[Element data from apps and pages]
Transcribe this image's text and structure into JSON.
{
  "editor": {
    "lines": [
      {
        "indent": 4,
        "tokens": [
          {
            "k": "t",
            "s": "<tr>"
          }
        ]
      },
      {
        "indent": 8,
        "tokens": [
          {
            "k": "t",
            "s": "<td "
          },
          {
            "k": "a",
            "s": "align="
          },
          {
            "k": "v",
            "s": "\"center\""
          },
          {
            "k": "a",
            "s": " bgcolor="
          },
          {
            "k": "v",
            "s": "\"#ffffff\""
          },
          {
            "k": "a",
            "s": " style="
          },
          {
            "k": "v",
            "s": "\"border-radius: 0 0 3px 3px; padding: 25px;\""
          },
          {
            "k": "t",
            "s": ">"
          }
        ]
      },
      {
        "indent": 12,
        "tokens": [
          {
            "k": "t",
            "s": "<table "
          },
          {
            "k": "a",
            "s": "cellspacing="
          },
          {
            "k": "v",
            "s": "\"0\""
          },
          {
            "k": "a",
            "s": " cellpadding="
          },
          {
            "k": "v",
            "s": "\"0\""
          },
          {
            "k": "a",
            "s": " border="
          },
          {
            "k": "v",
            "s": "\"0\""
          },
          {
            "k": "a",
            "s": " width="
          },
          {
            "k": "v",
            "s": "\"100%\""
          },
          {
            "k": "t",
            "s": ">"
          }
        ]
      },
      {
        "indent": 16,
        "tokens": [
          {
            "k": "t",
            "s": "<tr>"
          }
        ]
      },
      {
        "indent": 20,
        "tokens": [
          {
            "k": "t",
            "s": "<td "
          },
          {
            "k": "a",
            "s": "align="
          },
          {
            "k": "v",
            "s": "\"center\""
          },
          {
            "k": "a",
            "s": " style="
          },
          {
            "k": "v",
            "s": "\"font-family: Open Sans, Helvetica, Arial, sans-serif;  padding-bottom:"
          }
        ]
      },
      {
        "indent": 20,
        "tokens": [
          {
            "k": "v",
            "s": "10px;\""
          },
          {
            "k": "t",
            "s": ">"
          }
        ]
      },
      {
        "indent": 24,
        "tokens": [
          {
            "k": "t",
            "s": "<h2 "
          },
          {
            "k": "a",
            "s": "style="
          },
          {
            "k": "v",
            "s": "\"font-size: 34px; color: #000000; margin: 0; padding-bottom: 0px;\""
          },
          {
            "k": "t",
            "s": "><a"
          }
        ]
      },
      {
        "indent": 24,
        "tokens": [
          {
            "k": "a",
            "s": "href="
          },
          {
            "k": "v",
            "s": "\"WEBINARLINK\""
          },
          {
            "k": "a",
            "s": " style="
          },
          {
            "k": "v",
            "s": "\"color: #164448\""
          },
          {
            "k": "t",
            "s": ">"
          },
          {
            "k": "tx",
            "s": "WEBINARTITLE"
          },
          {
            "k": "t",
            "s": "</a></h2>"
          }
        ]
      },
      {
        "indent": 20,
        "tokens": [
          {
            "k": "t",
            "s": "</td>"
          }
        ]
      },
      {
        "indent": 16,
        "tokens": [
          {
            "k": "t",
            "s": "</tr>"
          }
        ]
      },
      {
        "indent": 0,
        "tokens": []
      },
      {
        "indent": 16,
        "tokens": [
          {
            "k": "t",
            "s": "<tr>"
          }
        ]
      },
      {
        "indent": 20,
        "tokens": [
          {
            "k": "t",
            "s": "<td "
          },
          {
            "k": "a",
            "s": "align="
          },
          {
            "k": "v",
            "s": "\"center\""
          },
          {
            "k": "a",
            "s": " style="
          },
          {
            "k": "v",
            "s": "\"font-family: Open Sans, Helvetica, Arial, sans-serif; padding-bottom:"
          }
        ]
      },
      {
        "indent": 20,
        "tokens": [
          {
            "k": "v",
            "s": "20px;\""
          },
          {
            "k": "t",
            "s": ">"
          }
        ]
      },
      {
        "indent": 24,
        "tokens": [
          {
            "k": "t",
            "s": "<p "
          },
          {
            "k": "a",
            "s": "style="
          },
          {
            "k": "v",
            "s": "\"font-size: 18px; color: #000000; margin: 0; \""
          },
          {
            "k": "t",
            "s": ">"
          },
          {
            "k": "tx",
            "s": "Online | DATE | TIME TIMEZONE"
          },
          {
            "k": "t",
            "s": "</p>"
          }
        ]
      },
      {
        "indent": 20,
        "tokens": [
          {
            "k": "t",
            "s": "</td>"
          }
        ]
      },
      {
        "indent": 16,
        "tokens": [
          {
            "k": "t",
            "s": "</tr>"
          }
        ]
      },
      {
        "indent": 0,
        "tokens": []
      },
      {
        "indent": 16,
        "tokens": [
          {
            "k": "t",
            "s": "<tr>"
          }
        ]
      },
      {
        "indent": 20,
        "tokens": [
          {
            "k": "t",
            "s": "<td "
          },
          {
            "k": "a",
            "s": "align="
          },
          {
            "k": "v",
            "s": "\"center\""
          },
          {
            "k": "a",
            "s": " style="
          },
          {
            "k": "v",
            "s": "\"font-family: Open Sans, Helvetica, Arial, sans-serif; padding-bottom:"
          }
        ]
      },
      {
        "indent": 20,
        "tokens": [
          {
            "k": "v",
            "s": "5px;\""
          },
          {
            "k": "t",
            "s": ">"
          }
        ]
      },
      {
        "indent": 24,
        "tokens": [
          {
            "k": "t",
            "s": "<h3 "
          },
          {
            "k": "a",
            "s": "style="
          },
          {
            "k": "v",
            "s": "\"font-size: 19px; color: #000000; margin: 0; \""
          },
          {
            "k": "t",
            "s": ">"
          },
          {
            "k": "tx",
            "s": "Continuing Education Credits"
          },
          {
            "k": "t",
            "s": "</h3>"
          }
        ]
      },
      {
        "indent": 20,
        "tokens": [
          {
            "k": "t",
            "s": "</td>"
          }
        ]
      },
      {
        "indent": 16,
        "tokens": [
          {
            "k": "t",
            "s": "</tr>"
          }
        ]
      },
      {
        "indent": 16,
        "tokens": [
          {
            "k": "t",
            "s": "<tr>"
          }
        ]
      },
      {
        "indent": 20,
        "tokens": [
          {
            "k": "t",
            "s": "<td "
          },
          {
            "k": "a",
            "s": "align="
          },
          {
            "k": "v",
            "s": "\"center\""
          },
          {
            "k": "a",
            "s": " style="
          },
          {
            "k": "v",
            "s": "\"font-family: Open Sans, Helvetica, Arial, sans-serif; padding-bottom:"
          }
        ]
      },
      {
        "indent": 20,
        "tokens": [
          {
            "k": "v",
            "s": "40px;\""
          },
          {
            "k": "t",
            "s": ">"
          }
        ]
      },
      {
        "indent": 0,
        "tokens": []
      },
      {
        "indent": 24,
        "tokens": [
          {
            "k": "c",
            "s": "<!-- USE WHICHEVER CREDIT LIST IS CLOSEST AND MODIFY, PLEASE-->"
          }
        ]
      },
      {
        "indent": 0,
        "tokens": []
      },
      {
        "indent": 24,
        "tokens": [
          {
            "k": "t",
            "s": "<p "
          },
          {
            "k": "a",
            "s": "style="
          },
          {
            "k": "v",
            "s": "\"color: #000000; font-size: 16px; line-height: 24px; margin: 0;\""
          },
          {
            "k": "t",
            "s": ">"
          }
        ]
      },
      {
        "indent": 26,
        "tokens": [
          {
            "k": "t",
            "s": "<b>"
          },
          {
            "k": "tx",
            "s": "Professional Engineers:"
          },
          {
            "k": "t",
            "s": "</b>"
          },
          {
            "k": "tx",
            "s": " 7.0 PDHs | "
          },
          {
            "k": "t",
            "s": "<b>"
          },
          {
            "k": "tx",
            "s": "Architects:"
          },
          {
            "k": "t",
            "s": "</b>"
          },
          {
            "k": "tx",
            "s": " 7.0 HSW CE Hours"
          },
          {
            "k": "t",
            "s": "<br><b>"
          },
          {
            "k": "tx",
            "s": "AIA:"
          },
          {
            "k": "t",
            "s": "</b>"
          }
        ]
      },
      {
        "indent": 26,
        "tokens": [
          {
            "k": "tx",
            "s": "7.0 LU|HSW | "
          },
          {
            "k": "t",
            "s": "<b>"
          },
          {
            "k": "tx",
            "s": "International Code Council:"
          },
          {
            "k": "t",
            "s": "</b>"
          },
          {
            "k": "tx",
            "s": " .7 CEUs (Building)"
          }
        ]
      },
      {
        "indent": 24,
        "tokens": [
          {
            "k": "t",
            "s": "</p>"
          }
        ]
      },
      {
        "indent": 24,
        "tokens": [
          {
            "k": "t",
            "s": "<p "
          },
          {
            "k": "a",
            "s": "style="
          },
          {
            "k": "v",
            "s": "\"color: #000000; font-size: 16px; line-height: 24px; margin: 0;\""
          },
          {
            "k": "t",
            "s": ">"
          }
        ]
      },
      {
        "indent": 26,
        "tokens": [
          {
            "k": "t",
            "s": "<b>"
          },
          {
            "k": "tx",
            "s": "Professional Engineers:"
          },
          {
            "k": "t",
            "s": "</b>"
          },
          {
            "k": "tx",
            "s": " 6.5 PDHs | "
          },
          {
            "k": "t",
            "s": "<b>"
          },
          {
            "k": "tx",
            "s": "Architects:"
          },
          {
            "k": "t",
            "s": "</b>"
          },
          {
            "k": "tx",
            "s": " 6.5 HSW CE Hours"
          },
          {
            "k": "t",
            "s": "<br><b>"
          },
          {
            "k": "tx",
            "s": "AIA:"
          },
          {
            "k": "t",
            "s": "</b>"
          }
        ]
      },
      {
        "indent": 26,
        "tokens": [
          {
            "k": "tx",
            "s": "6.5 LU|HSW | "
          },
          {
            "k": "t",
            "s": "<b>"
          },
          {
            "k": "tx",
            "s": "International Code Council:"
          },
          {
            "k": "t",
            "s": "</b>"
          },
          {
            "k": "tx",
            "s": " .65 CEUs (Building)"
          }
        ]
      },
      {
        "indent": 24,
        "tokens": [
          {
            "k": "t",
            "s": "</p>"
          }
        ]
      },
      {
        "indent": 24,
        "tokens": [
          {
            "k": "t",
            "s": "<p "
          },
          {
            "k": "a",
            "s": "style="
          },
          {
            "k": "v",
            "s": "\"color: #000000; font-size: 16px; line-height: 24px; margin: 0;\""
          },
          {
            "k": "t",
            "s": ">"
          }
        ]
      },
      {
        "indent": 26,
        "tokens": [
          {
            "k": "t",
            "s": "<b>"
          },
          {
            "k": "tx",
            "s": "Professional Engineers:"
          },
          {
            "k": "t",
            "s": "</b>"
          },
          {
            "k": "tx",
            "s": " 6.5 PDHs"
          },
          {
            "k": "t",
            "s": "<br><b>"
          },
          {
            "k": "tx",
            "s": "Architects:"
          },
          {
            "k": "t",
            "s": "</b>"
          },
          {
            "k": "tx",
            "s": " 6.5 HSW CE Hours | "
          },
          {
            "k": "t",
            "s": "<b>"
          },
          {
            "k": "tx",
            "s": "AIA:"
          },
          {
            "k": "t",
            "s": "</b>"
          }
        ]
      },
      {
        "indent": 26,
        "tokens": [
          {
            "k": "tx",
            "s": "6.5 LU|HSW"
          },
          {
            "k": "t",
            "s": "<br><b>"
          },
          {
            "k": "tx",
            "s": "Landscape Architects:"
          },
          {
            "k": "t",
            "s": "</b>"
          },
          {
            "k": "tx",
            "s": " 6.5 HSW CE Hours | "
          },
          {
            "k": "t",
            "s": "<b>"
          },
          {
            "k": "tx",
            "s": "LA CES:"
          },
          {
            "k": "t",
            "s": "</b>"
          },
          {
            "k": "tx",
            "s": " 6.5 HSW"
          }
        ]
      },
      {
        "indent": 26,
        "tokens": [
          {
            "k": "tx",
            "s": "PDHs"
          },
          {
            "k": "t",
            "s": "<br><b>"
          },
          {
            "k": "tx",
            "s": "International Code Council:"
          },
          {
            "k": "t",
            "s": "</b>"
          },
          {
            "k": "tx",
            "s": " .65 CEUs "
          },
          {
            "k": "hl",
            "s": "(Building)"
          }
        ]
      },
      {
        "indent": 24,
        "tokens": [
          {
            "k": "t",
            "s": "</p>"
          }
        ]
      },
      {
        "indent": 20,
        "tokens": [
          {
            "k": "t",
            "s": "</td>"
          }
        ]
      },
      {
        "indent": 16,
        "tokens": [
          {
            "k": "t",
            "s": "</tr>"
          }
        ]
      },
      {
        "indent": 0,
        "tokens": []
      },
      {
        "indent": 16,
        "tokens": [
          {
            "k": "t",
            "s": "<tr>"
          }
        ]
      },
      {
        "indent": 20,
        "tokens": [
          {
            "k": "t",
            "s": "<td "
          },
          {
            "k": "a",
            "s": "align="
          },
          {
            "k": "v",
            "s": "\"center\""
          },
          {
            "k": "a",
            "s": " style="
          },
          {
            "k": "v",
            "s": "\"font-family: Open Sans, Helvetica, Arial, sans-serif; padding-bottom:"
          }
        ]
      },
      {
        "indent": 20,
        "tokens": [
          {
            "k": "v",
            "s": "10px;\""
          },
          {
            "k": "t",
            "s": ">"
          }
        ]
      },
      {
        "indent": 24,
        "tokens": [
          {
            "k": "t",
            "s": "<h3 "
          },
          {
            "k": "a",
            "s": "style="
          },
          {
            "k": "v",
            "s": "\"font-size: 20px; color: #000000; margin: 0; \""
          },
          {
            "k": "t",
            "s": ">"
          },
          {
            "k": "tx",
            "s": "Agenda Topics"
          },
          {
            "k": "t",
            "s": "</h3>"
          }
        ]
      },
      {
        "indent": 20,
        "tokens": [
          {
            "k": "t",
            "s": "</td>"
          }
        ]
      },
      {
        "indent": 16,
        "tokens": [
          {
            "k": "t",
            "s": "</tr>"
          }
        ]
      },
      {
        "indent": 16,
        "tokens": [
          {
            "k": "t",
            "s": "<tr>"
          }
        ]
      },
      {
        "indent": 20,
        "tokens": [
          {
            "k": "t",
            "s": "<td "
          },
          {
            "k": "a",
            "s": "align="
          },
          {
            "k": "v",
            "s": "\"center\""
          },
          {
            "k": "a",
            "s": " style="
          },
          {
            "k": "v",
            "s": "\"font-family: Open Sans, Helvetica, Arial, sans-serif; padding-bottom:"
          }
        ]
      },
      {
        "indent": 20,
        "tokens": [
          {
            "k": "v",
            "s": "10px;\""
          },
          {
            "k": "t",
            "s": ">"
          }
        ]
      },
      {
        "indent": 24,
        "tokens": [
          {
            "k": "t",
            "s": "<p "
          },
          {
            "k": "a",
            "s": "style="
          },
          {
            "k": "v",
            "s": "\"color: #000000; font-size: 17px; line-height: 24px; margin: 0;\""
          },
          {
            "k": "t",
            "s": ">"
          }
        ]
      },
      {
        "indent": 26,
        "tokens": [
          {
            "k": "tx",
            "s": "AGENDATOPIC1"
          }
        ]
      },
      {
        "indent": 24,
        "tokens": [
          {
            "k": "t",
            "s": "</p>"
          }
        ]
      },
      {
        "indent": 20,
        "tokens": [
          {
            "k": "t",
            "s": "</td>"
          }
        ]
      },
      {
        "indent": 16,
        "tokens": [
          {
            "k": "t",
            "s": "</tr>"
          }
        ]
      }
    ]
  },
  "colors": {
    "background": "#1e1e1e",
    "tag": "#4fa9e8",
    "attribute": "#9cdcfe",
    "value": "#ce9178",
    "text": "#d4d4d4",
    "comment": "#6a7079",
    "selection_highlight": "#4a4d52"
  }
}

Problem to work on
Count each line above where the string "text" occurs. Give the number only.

Your response
2